Amusement parks in California’s Southland reopened on Saturday (6) after the second of two powerful earthquakes in two days forced a temporary suspension of rides on Friday (5), and according to one social media report led to the evacuation of a cinema.
Friday’s quake measured 7.1 on the Richter Scale and occurred near the Mojave Desert town of Ridgecrest some 125 miles north-east of Los Angeles, triggering some 600 aftershocks and rocking high-rise buildings in downtown Los Angeles. It was felt in Nevada and parts of Mexico.
The event caused structural damage and fires, although there were no reports of death or serious injury. At time of writing neither FilmLA nor the California Film Commission had returned calls to say whether ongoing or scheduled shoots in the Southland had been affected.
Both Disneyland and Six Flags Magic Mountain amusement parks evacuated rides on Friday. Six Flags tweeted on Friday, “The safety of our guests and employees is our top priority and as a precautionary measure, we are conducting an extensive visual, structural, and operational safety checks on all of the rides before re-opening.” By Saturday both parks had resumed service.
A US news anchor, Lester Holt, took to social media to describe being evacuated from a Santa Monica cinema on Friday evening. Customers were led outside via a stairwell.
The quake shook Dodger Stadium during a baseball game, and caused a temporary suspension and delays on the Metrolink rail service while staff carried out track inspections. Authorities at LAX airport reported no damage.
Friday’s event came after a 6.4 quake struck in the same area on Thursday as Americans celebrated the July Fourth holiday. The 7.1 quake is the largest in the region in two decades after a non-fatal event of the same magnitude occurred in Hector Mines in the high desert.

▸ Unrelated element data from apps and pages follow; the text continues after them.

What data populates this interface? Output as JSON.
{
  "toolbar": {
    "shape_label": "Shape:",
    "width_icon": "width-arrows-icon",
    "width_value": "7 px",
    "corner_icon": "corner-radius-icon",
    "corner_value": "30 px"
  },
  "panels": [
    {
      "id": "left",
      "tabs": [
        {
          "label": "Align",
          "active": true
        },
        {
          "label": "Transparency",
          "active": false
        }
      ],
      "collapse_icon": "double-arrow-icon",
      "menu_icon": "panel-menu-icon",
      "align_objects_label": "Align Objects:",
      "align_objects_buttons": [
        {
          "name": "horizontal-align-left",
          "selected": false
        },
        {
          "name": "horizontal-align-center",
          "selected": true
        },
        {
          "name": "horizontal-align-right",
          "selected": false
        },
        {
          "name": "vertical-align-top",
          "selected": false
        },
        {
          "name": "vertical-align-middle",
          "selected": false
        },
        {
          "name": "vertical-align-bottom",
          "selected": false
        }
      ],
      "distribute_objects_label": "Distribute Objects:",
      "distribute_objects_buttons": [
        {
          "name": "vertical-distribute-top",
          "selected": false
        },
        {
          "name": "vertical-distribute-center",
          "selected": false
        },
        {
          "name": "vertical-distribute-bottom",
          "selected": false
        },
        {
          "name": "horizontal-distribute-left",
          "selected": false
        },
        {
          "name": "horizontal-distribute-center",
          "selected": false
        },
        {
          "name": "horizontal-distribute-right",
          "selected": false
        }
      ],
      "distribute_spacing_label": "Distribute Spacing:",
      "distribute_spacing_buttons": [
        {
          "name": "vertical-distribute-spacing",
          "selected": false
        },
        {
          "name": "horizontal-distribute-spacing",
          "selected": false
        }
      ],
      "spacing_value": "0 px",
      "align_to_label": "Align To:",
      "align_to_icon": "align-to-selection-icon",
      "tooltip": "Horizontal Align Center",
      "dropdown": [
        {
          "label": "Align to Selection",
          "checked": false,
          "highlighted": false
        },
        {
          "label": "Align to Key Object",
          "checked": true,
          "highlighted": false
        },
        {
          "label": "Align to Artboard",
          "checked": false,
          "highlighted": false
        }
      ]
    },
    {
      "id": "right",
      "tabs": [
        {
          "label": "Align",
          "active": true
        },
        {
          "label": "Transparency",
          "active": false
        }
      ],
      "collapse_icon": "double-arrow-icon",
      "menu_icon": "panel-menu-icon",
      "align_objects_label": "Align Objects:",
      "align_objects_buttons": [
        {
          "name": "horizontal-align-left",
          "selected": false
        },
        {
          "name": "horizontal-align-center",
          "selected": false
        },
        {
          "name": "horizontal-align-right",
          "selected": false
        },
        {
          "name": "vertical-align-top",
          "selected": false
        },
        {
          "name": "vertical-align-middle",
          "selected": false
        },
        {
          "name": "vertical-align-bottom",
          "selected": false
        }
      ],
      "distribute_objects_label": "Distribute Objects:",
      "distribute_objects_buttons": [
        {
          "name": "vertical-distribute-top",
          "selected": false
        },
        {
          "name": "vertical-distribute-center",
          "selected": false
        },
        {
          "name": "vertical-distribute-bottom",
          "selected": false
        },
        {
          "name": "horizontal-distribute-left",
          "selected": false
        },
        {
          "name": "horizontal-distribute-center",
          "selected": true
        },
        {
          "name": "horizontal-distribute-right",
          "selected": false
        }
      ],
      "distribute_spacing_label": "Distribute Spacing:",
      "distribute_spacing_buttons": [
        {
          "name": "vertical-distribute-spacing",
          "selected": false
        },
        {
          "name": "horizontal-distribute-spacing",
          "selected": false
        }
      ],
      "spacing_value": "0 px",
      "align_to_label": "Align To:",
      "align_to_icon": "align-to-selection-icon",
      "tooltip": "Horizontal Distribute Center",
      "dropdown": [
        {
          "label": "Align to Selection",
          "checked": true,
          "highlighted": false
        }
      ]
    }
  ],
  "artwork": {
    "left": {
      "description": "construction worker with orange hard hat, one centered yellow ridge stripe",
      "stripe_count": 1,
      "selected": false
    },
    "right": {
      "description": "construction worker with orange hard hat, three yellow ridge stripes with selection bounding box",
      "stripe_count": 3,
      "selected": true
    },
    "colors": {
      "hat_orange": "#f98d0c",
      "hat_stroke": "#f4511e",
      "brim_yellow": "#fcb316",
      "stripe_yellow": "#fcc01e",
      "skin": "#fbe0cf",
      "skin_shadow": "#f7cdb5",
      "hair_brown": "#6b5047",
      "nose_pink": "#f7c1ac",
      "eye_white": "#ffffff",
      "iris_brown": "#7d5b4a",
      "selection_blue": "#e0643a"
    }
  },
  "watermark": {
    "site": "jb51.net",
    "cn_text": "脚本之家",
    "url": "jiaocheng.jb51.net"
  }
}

The devastating 1994 Northridge earthquake some 21 miles outside of Los Angeles resulted in 61 deaths and according to the Los Angeles Times $15bn in damage. It registered 6.4 – lower in magnitude than Friday’s Ridgecrest quake, but more destructive because the epicentre was closer to an area of higher population density.